8. Don’t ignore the importance of human error and staffing.
Given the increasing trend of insurance companies to deny claims for the smallest of errors, you need to offer sufficient training and documented best practices and monitor how well staff applies them so you can rely on them to keep accurate records, track and correct errors, communicate efficiently, report issues and come up with solutions, use overtime only as strictly needed, and make other important day-to-day decisions.
9. Use the marketing methods that are at everyone’s fingertips these days.
This means not only word-of-mouth but also online tools such as Facebook, Instagram, Google Ads. Your practice can increase significantly by acquiring new patients. That being said, beware of public negative reviews and your response to them. Leaving a bad review unanswered will insert doubts into potential patients’ minds or confirm some borderline experiences they’ve had in your office. Your reputation as a sole practitioner is what can help your business grow or stay afloat.
10. Maintain clear records of your practice’s attempts to collect an outstanding balance.
That will not only inform your decision to seek help from a debt collection agency or write off the debt, but it will also prove to the IRS that you made a reasonable effort to collect on a debt you intend to deduct on your taxes. You have to keep in mind that the debt is only deductible in the year the debt becomes worthless.
Finally, always remember that accounts receivable is different from a cash transaction in that the payment takes place at a later time.
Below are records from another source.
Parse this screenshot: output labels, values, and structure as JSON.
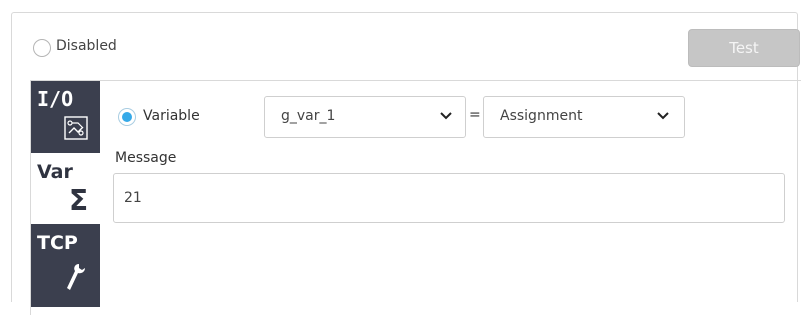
{
  "header": {
    "disabled_label": "Disabled",
    "disabled_checked": false,
    "test_button": "Test",
    "test_button_enabled": false
  },
  "tabs": [
    {
      "label": "I/O",
      "icon": "circuit-icon",
      "active": false
    },
    {
      "label": "Var",
      "icon": "sigma-icon",
      "active": true
    },
    {
      "label": "TCP",
      "icon": "wrench-icon",
      "active": false
    }
  ],
  "variable": {
    "label": "Variable",
    "checked": true,
    "selected_variable": "g_var_1",
    "equals": "=",
    "operation": "Assignment"
  },
  "message": {
    "label": "Message",
    "value": "21"
  },
  "colors": {
    "tab_dark": "#3b3f4e",
    "radio_accent": "#35a9e8",
    "button_disabled": "#c6c6c6"
  }
}
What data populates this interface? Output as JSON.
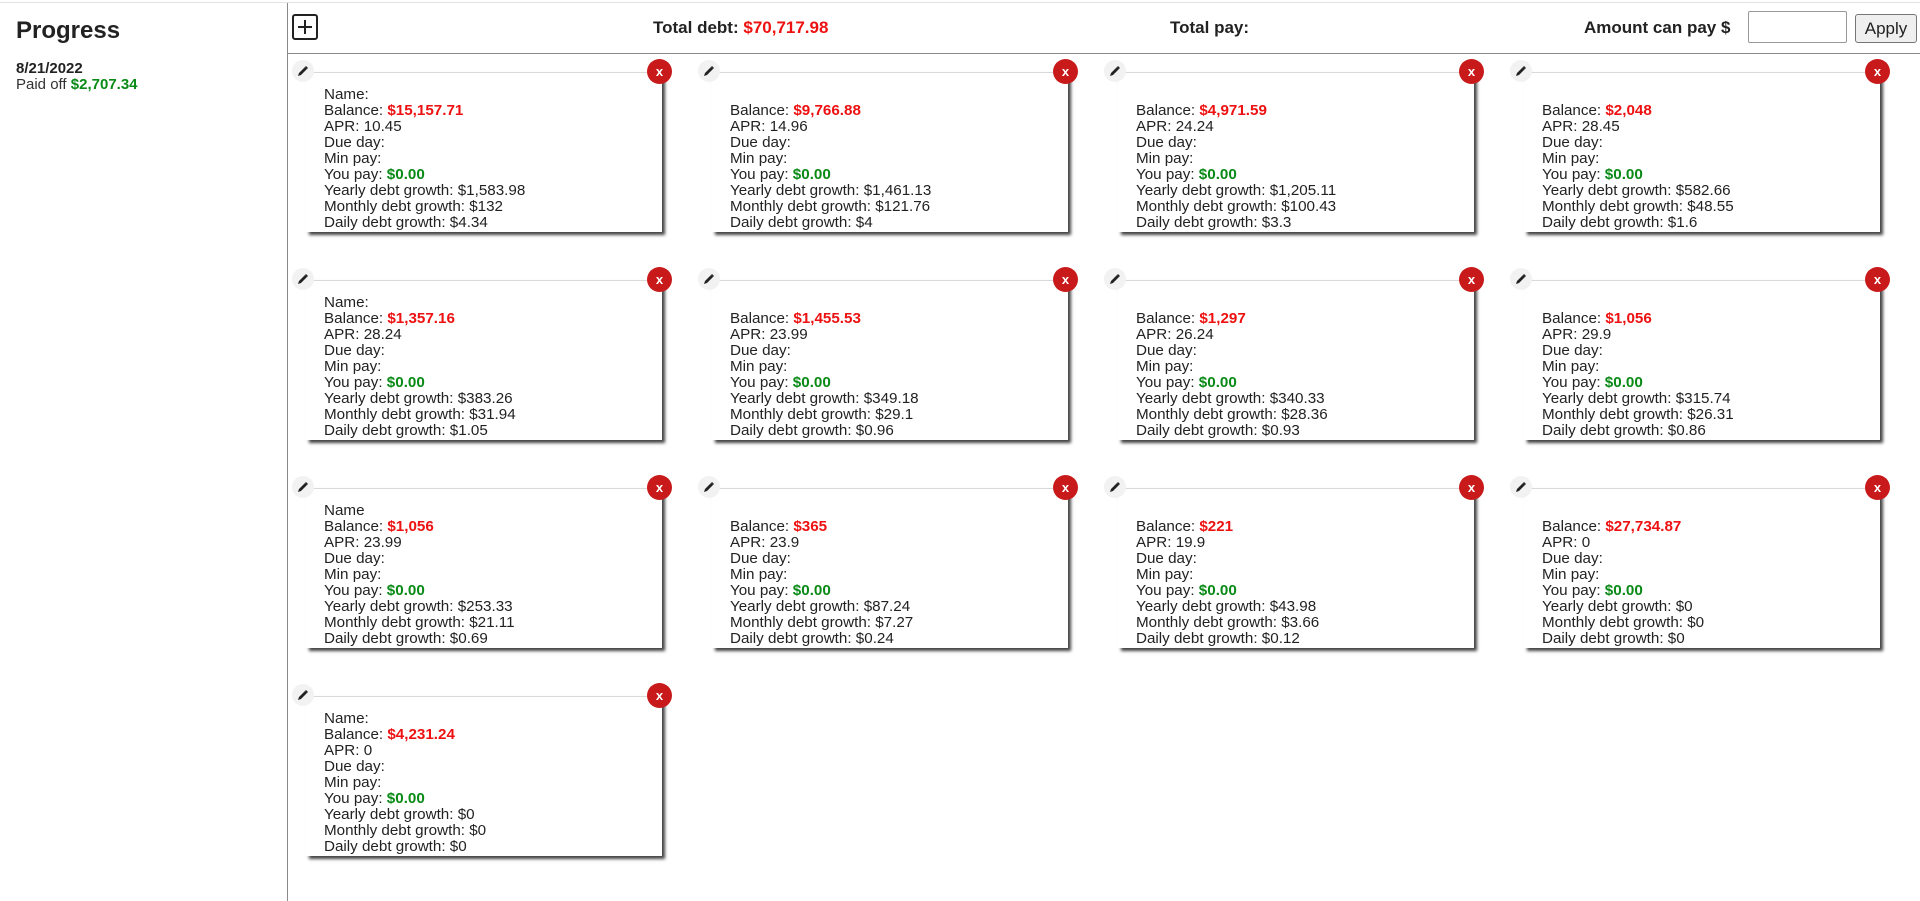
{
  "sidebar": {
    "title": "Progress",
    "date": "8/21/2022",
    "paid_off_label": "Paid off",
    "paid_off_value": "$2,707.34"
  },
  "header": {
    "total_debt_label": "Total debt:",
    "total_debt_value": "$70,717.98",
    "total_pay_label": "Total pay:",
    "amount_can_pay_label": "Amount can pay $",
    "amount_input_value": "",
    "apply_label": "Apply"
  },
  "labels": {
    "name": "Name:",
    "balance": "Balance:",
    "apr": "APR:",
    "due_day": "Due day:",
    "min_pay": "Min pay:",
    "you_pay": "You pay:",
    "yearly": "Yearly debt growth:",
    "monthly": "Monthly debt growth:",
    "daily": "Daily debt growth:",
    "delete": "x"
  },
  "colors": {
    "balance": "#ee1111",
    "you_pay": "#0a8a16",
    "delete_button": "#c81a1a"
  },
  "debts": [
    {
      "name_label": "Name:",
      "balance": "$15,157.71",
      "apr": "10.45",
      "you_pay": "$0.00",
      "yearly": "$1,583.98",
      "monthly": "$132",
      "daily": "$4.34"
    },
    {
      "name_label": "",
      "balance": "$9,766.88",
      "apr": "14.96",
      "you_pay": "$0.00",
      "yearly": "$1,461.13",
      "monthly": "$121.76",
      "daily": "$4"
    },
    {
      "name_label": "",
      "balance": "$4,971.59",
      "apr": "24.24",
      "you_pay": "$0.00",
      "yearly": "$1,205.11",
      "monthly": "$100.43",
      "daily": "$3.3"
    },
    {
      "name_label": "",
      "balance": "$2,048",
      "apr": "28.45",
      "you_pay": "$0.00",
      "yearly": "$582.66",
      "monthly": "$48.55",
      "daily": "$1.6"
    },
    {
      "name_label": "Name:",
      "balance": "$1,357.16",
      "apr": "28.24",
      "you_pay": "$0.00",
      "yearly": "$383.26",
      "monthly": "$31.94",
      "daily": "$1.05"
    },
    {
      "name_label": "",
      "balance": "$1,455.53",
      "apr": "23.99",
      "you_pay": "$0.00",
      "yearly": "$349.18",
      "monthly": "$29.1",
      "daily": "$0.96"
    },
    {
      "name_label": "",
      "balance": "$1,297",
      "apr": "26.24",
      "you_pay": "$0.00",
      "yearly": "$340.33",
      "monthly": "$28.36",
      "daily": "$0.93"
    },
    {
      "name_label": "",
      "balance": "$1,056",
      "apr": "29.9",
      "you_pay": "$0.00",
      "yearly": "$315.74",
      "monthly": "$26.31",
      "daily": "$0.86"
    },
    {
      "name_label": "Name",
      "balance": "$1,056",
      "apr": "23.99",
      "you_pay": "$0.00",
      "yearly": "$253.33",
      "monthly": "$21.11",
      "daily": "$0.69"
    },
    {
      "name_label": "",
      "balance": "$365",
      "apr": "23.9",
      "you_pay": "$0.00",
      "yearly": "$87.24",
      "monthly": "$7.27",
      "daily": "$0.24"
    },
    {
      "name_label": "",
      "balance": "$221",
      "apr": "19.9",
      "you_pay": "$0.00",
      "yearly": "$43.98",
      "monthly": "$3.66",
      "daily": "$0.12"
    },
    {
      "name_label": "",
      "balance": "$27,734.87",
      "apr": "0",
      "you_pay": "$0.00",
      "yearly": "$0",
      "monthly": "$0",
      "daily": "$0"
    },
    {
      "name_label": "Name:",
      "balance": "$4,231.24",
      "apr": "0",
      "you_pay": "$0.00",
      "yearly": "$0",
      "monthly": "$0",
      "daily": "$0"
    }
  ]
}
For that reason, an unreceived payment carries a higher risk for the business awaiting the funds. The balance due from the debtor may take from a few weeks to more than a year to be received by the crediting business (i.e. the creditor), which may leave the creditor exposed. For medical practices, the risk is often even higher because of the hoops they have to jump through with patients and third parties, such as insurance companies.
These are all reasons why your business needs to invest in ways to manage accounts receivable to minimize the financial risk associated with them and convert them into solid cash sooner rather than later.